• WORK INSTRUCTIONS
Output each entry exactly as written.

[Records contained in a dataset]
□ □ □

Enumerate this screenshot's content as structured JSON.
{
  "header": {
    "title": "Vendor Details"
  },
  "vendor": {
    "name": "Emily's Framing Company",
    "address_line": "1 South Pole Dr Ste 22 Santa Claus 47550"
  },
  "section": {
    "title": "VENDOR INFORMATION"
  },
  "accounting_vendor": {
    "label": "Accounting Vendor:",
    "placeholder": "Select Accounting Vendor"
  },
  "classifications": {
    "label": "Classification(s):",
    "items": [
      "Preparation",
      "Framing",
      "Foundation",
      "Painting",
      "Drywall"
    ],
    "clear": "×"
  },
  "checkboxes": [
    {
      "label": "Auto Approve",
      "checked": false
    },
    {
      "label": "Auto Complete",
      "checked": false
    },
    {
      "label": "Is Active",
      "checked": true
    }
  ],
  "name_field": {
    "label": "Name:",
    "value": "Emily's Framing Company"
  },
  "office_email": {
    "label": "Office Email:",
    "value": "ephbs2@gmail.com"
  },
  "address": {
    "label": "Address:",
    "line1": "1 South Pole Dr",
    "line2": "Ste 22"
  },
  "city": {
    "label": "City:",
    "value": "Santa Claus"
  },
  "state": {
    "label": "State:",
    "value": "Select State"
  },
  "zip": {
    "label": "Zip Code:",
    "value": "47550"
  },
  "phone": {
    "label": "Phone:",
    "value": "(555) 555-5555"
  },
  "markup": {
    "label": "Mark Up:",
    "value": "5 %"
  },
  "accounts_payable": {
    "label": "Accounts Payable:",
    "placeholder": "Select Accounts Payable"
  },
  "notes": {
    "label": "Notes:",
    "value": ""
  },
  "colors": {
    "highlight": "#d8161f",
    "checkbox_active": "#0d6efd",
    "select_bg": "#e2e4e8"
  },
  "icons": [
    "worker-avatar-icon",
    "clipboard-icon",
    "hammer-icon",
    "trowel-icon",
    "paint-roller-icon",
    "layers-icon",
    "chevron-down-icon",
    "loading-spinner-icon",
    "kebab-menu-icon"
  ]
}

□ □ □

• WRITTEN SOLUTION
Enumerate this screenshot's content as structured JSON.
{
  "header": {
    "title": "Vendor Details"
  },
  "vendor": {
    "name": "Emily's Framing Company",
    "address_line": "1 South Pole Dr Ste 22 Santa Claus 47550"
  },
  "section": {
    "title": "VENDOR INFORMATION"
  },
  "accounting_vendor": {
    "label": "Accounting Vendor:",
    "placeholder": "Select Accounting Vendor"
  },
  "classifications": {
    "label": "Classification(s):",
    "items": [
      "Preparation",
      "Framing",
      "Foundation",
      "Painting",
      "Drywall"
    ],
    "clear": "×"
  },
  "checkboxes": [
    {
      "label": "Auto Approve",
      "checked": false
    },
    {
      "label": "Auto Complete",
      "checked": false
    },
    {
      "label": "Is Active",
      "checked": true
    }
  ],
  "name_field": {
    "label": "Name:",
    "value": "Emily's Framing Company"
  },
  "office_email": {
    "label": "Office Email:",
    "value": "ephbs2@gmail.com"
  },
  "address": {
    "label": "Address:",
    "line1": "1 South Pole Dr",
    "line2": "Ste 22"
  },
  "city": {
    "label": "City:",
    "value": "Santa Claus"
  },
  "state": {
    "label": "State:",
    "value": "Select State"
  },
  "zip": {
    "label": "Zip Code:",
    "value": "47550"
  },
  "phone": {
    "label": "Phone:",
    "value": "(555) 555-5555"
  },
  "markup": {
    "label": "Mark Up:",
    "value": "5 %"
  },
  "accounts_payable": {
    "label": "Accounts Payable:",
    "placeholder": "Select Accounts Payable"
  },
  "notes": {
    "label": "Notes:",
    "value": ""
  },
  "colors": {
    "highlight": "#d8161f",
    "checkbox_active": "#0d6efd",
    "select_bg": "#e2e4e8"
  },
  "icons": [
    "worker-avatar-icon",
    "clipboard-icon",
    "hammer-icon",
    "trowel-icon",
    "paint-roller-icon",
    "layers-icon",
    "chevron-down-icon",
    "loading-spinner-icon",
    "kebab-menu-icon"
  ]
}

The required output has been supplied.